WHAT TO DO:
Say how many of the lines below contain the word "JSON"; nothing else belongs in the answer.

═════ PROVIDED DATA ═════

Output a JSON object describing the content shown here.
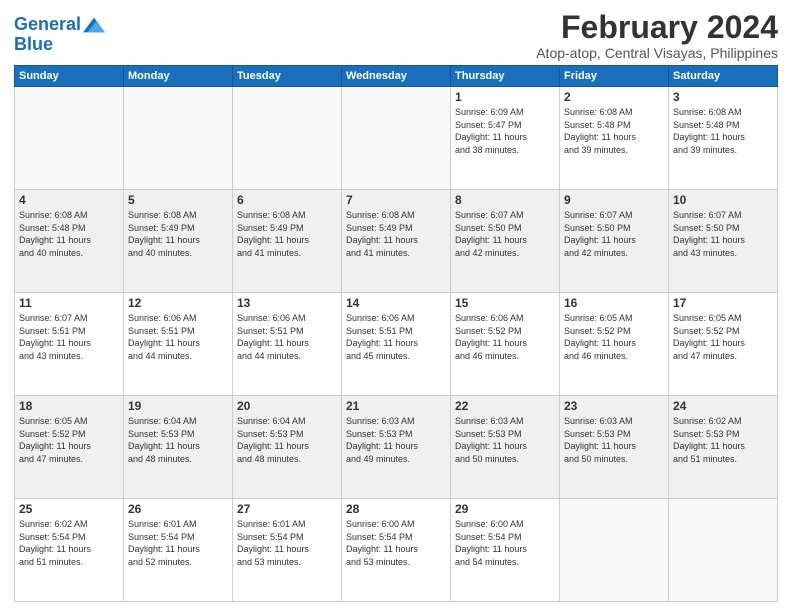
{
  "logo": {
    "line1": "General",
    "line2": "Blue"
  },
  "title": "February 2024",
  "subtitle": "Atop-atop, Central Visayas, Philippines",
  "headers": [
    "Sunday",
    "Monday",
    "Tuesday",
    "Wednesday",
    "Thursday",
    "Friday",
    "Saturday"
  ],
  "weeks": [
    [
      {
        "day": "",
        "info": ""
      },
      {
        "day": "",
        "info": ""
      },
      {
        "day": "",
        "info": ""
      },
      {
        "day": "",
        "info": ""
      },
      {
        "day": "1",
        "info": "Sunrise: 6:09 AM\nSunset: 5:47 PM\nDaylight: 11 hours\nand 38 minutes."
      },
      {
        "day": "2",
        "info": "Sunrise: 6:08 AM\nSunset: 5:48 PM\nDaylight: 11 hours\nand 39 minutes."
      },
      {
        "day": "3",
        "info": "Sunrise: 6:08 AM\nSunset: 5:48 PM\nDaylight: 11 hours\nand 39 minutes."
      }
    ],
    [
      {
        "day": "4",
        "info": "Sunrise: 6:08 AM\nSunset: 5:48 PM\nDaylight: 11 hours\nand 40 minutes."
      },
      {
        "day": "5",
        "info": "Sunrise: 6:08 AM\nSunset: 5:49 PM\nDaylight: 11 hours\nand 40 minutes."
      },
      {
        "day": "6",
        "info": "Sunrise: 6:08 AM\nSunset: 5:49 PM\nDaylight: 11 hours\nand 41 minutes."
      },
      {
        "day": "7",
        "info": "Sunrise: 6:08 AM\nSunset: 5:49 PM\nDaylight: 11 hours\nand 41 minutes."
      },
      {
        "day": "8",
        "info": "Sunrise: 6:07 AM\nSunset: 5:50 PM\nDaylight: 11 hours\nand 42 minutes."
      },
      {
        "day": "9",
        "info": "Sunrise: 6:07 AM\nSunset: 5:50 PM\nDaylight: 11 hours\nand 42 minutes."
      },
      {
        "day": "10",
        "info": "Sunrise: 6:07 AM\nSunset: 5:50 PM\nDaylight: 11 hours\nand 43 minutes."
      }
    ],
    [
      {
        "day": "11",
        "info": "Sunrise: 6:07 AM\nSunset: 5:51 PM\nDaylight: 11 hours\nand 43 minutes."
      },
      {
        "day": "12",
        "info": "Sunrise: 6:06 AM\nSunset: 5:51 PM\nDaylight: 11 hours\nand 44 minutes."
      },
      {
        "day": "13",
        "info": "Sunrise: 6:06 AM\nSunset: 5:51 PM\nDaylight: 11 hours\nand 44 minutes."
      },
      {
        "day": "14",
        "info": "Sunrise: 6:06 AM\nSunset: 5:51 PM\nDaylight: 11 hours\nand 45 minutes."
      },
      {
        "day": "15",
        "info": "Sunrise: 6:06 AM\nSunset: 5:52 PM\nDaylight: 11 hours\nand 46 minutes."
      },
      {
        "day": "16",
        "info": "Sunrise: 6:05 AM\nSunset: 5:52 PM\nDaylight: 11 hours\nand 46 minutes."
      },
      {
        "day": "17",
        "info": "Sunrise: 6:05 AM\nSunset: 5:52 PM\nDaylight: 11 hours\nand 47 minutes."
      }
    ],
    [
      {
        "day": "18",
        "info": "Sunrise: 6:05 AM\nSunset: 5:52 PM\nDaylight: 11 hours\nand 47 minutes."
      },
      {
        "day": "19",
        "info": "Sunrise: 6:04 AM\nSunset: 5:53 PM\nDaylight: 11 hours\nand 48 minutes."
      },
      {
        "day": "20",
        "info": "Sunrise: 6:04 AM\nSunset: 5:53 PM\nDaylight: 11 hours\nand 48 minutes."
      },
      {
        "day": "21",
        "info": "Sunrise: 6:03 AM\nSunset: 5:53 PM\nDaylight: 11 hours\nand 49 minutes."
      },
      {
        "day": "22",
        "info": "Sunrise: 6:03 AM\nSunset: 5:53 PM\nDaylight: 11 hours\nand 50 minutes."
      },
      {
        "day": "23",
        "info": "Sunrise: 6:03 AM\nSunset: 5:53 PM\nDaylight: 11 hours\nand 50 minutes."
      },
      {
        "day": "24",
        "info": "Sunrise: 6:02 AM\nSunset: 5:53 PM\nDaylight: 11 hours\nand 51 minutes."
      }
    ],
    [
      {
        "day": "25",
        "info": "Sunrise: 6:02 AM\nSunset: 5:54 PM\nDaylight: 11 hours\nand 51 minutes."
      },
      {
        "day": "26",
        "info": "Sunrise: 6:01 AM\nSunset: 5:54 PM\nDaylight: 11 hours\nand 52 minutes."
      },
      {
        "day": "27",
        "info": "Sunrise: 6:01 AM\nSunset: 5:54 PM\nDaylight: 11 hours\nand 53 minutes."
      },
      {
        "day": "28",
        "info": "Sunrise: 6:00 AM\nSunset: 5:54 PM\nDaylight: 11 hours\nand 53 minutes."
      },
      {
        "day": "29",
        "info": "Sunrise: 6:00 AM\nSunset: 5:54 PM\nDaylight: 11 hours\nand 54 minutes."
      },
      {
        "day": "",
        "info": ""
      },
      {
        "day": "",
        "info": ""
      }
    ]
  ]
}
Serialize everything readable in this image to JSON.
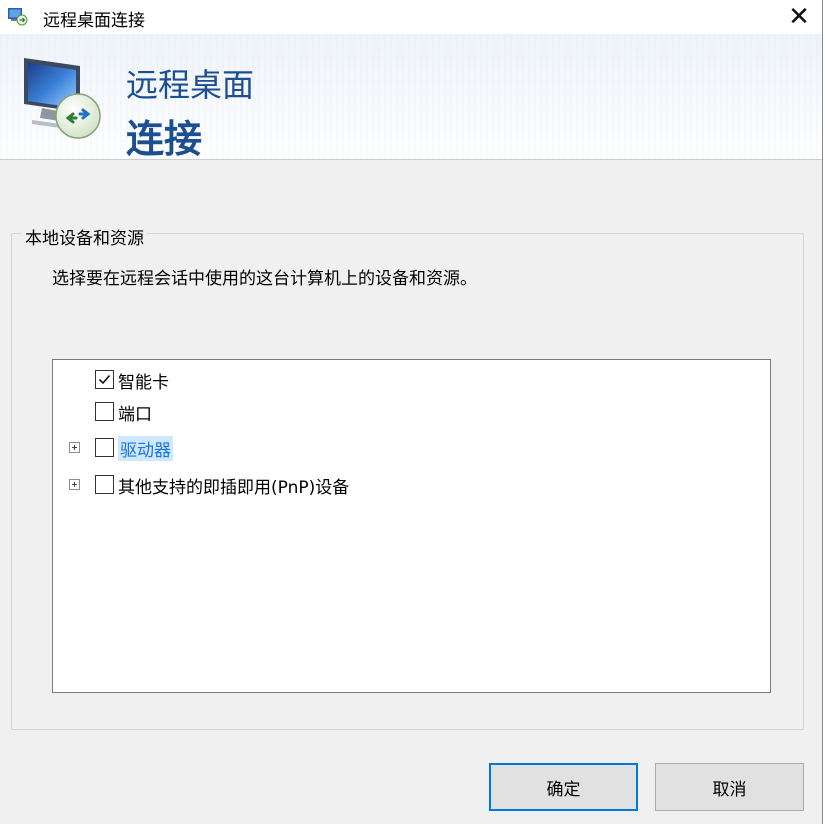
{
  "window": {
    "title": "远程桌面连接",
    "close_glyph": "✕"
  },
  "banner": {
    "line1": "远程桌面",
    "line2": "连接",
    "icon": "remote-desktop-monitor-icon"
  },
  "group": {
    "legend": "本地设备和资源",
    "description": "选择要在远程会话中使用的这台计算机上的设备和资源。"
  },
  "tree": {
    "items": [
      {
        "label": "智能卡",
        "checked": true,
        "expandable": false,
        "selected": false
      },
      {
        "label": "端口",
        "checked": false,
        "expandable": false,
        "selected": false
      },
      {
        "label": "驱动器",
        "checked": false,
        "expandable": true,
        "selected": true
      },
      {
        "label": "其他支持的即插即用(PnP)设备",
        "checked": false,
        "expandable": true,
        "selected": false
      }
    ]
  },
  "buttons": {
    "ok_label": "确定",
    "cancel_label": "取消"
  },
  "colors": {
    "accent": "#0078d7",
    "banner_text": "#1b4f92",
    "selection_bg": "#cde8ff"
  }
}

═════

SOLUTION:
2